Activity:
Repeat each entry in full, exactly.

The input:
***

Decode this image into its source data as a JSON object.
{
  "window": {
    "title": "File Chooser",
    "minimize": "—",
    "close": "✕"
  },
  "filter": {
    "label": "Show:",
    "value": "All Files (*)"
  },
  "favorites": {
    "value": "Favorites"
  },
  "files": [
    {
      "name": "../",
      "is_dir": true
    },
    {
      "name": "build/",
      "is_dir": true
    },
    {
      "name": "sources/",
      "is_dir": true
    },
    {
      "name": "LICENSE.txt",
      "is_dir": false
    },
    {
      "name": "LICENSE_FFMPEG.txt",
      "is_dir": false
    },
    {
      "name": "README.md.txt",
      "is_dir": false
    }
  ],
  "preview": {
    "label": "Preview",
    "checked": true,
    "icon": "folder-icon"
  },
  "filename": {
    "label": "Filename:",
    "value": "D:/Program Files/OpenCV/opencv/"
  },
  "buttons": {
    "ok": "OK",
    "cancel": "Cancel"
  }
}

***

Response box:
Decode this image into its source data as a JSON object.
{
  "window": {
    "title": "File Chooser",
    "minimize": "—",
    "close": "✕"
  },
  "filter": {
    "label": "Show:",
    "value": "All Files (*)"
  },
  "favorites": {
    "value": "Favorites"
  },
  "files": [
    {
      "name": "../",
      "is_dir": true
    },
    {
      "name": "build/",
      "is_dir": true
    },
    {
      "name": "sources/",
      "is_dir": true
    },
    {
      "name": "LICENSE.txt",
      "is_dir": false
    },
    {
      "name": "LICENSE_FFMPEG.txt",
      "is_dir": false
    },
    {
      "name": "README.md.txt",
      "is_dir": false
    }
  ],
  "preview": {
    "label": "Preview",
    "checked": true,
    "icon": "folder-icon"
  },
  "filename": {
    "label": "Filename:",
    "value": "D:/Program Files/OpenCV/opencv/"
  },
  "buttons": {
    "ok": "OK",
    "cancel": "Cancel"
  }
}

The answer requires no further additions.